The current partial government shutdown highlights one of the competitive advantages of credit unions, which is a cooperative business model that allows them to share information about the best ways to help customers, said Paul Gentile, CUNA's executive vice president of strategic communications and engagement, in the same article. Numerous credit unions cater specifically to government workers and maintain contingency plans for a federal government shutdown, he said.
"This is not new for credit unions because so many cater to government workers," Gentile said. "You can't just turn on a switch. You have to have to have plans in place and they have to be compliant with regulations."
Also featured were the programs of Federal Employees CU in Des Moines, MCLG Family CU in Mason City, and Waterloo-based Veridian CU. Use the link to access the full article.
In the American Banker's Oct. 2 article about what financial institutions are doing to assist consumers through financial issues related to the federal government's shutdown, CUNA's Gentile said that at least half a dozen credit unions had already implemented plans to help their members while more were expected to make theirs public. Credit unions were offering things like interest-free, short-term loans and letting members skip a payment on a consumer loan at no charge. "From a member services standpoint, there is no better time to show your value than in times of need," he told the Banker.
In an article about the bankers' push to get Congress to eliminate credit unions' tax-exempt status for corporate income taxes, the Central Penn Business Journal (Sept. 27) noted credit unions' Don't Tax My Credit Union" social media campaign. The benefits of credit unions "far outweigh taxation," said CUNA's Gentile. He pointed out the $6 billion in benefits from the exemption flows back to the membership through the rate differential for savings and loans products, offering consumers better rates on loan. Also, credit unions provide a $2 billion benefit to nonmembers, including bank customers.
The article also featured Pennsylvania State Employees CU President Greg Smith, who said enacting a tax would put some credit unions, especially smaller ones, out of business, and Members 1st FCU CEO Bob Marquette, who added the cooperative, not-for-profit structure of credit unions puts them at an immediate disadvantage because they cannot sell stock, like banks, to raise capital. Use the link for the full article.
Also, Lathrup Village, Mich.-based Michigan First CU President/ CEO Michael Poulos was interviewed on Detroit FOX 2's "Money Monday" about ways consumers can improve their credit scores. Poulos gave advice based on the regular community seminars the credit union conducts on the topic, which he said attracts 100 to 200 members.

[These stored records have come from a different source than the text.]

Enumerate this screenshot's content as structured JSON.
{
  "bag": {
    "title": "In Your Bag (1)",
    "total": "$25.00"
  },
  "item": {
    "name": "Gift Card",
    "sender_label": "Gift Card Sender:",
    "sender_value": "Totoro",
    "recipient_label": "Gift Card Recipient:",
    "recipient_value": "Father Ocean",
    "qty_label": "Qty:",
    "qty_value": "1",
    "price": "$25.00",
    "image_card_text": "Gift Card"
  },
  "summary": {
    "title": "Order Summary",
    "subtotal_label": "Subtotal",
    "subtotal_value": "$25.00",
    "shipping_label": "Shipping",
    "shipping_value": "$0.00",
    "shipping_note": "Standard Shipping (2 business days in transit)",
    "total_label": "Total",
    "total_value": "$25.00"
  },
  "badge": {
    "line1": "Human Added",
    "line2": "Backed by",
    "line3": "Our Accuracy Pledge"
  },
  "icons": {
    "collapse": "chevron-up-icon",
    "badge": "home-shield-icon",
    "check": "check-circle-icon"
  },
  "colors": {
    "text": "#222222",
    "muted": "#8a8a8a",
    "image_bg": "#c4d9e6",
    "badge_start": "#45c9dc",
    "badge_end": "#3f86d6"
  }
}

He also noted that auto loans and membership are up at credit unions because consumers are becoming more savvy about banks' high fees and poorer service. For his tips on improving credit scores, use the link.